(Material for this task Opens)

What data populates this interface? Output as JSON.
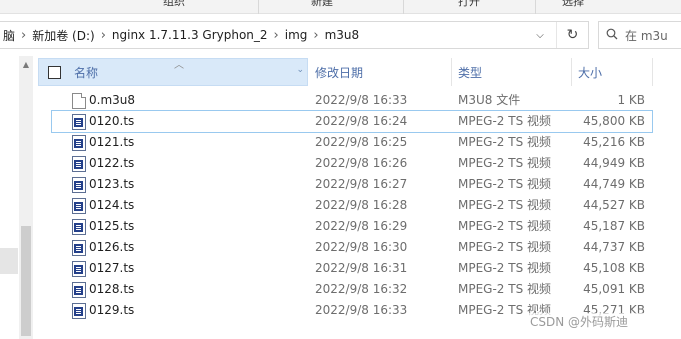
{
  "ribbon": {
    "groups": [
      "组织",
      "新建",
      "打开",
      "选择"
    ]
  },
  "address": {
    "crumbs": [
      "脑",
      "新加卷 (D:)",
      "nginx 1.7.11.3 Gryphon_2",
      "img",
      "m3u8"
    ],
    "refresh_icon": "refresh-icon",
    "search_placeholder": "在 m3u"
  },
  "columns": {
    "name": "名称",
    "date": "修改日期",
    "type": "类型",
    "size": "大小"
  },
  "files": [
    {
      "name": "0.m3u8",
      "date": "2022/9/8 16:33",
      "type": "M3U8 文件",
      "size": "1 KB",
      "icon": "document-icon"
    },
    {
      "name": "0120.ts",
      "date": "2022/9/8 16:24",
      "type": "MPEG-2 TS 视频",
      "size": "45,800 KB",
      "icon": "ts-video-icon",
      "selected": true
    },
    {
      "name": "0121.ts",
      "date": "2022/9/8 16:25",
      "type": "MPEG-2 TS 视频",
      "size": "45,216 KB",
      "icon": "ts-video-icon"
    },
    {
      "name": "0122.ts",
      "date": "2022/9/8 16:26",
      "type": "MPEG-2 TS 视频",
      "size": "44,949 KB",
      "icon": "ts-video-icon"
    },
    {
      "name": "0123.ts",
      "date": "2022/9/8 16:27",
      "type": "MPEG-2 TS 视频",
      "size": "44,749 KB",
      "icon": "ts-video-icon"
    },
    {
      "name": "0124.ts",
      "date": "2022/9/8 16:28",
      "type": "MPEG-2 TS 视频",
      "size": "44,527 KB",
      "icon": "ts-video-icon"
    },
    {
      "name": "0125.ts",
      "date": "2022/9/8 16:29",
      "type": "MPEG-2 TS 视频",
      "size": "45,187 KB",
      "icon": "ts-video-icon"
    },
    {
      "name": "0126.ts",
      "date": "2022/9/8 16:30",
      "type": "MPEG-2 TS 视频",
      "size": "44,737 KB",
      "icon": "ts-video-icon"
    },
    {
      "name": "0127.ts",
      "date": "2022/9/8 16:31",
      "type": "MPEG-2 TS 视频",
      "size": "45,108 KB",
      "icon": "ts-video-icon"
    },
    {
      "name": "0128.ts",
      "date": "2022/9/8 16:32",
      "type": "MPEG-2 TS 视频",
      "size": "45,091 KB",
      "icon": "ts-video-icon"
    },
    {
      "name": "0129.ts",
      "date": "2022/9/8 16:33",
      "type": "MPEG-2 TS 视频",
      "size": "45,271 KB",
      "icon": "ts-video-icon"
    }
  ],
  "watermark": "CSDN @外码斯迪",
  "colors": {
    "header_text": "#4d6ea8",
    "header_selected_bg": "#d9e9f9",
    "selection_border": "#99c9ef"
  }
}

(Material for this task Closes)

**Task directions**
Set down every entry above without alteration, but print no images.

**Expected answer**
What data populates this interface? Output as JSON.
{
  "ribbon": {
    "groups": [
      "组织",
      "新建",
      "打开",
      "选择"
    ]
  },
  "address": {
    "crumbs": [
      "脑",
      "新加卷 (D:)",
      "nginx 1.7.11.3 Gryphon_2",
      "img",
      "m3u8"
    ],
    "refresh_icon": "refresh-icon",
    "search_placeholder": "在 m3u"
  },
  "columns": {
    "name": "名称",
    "date": "修改日期",
    "type": "类型",
    "size": "大小"
  },
  "files": [
    {
      "name": "0.m3u8",
      "date": "2022/9/8 16:33",
      "type": "M3U8 文件",
      "size": "1 KB",
      "icon": "document-icon"
    },
    {
      "name": "0120.ts",
      "date": "2022/9/8 16:24",
      "type": "MPEG-2 TS 视频",
      "size": "45,800 KB",
      "icon": "ts-video-icon",
      "selected": true
    },
    {
      "name": "0121.ts",
      "date": "2022/9/8 16:25",
      "type": "MPEG-2 TS 视频",
      "size": "45,216 KB",
      "icon": "ts-video-icon"
    },
    {
      "name": "0122.ts",
      "date": "2022/9/8 16:26",
      "type": "MPEG-2 TS 视频",
      "size": "44,949 KB",
      "icon": "ts-video-icon"
    },
    {
      "name": "0123.ts",
      "date": "2022/9/8 16:27",
      "type": "MPEG-2 TS 视频",
      "size": "44,749 KB",
      "icon": "ts-video-icon"
    },
    {
      "name": "0124.ts",
      "date": "2022/9/8 16:28",
      "type": "MPEG-2 TS 视频",
      "size": "44,527 KB",
      "icon": "ts-video-icon"
    },
    {
      "name": "0125.ts",
      "date": "2022/9/8 16:29",
      "type": "MPEG-2 TS 视频",
      "size": "45,187 KB",
      "icon": "ts-video-icon"
    },
    {
      "name": "0126.ts",
      "date": "2022/9/8 16:30",
      "type": "MPEG-2 TS 视频",
      "size": "44,737 KB",
      "icon": "ts-video-icon"
    },
    {
      "name": "0127.ts",
      "date": "2022/9/8 16:31",
      "type": "MPEG-2 TS 视频",
      "size": "45,108 KB",
      "icon": "ts-video-icon"
    },
    {
      "name": "0128.ts",
      "date": "2022/9/8 16:32",
      "type": "MPEG-2 TS 视频",
      "size": "45,091 KB",
      "icon": "ts-video-icon"
    },
    {
      "name": "0129.ts",
      "date": "2022/9/8 16:33",
      "type": "MPEG-2 TS 视频",
      "size": "45,271 KB",
      "icon": "ts-video-icon"
    }
  ],
  "watermark": "CSDN @外码斯迪",
  "colors": {
    "header_text": "#4d6ea8",
    "header_selected_bg": "#d9e9f9",
    "selection_border": "#99c9ef"
  }
}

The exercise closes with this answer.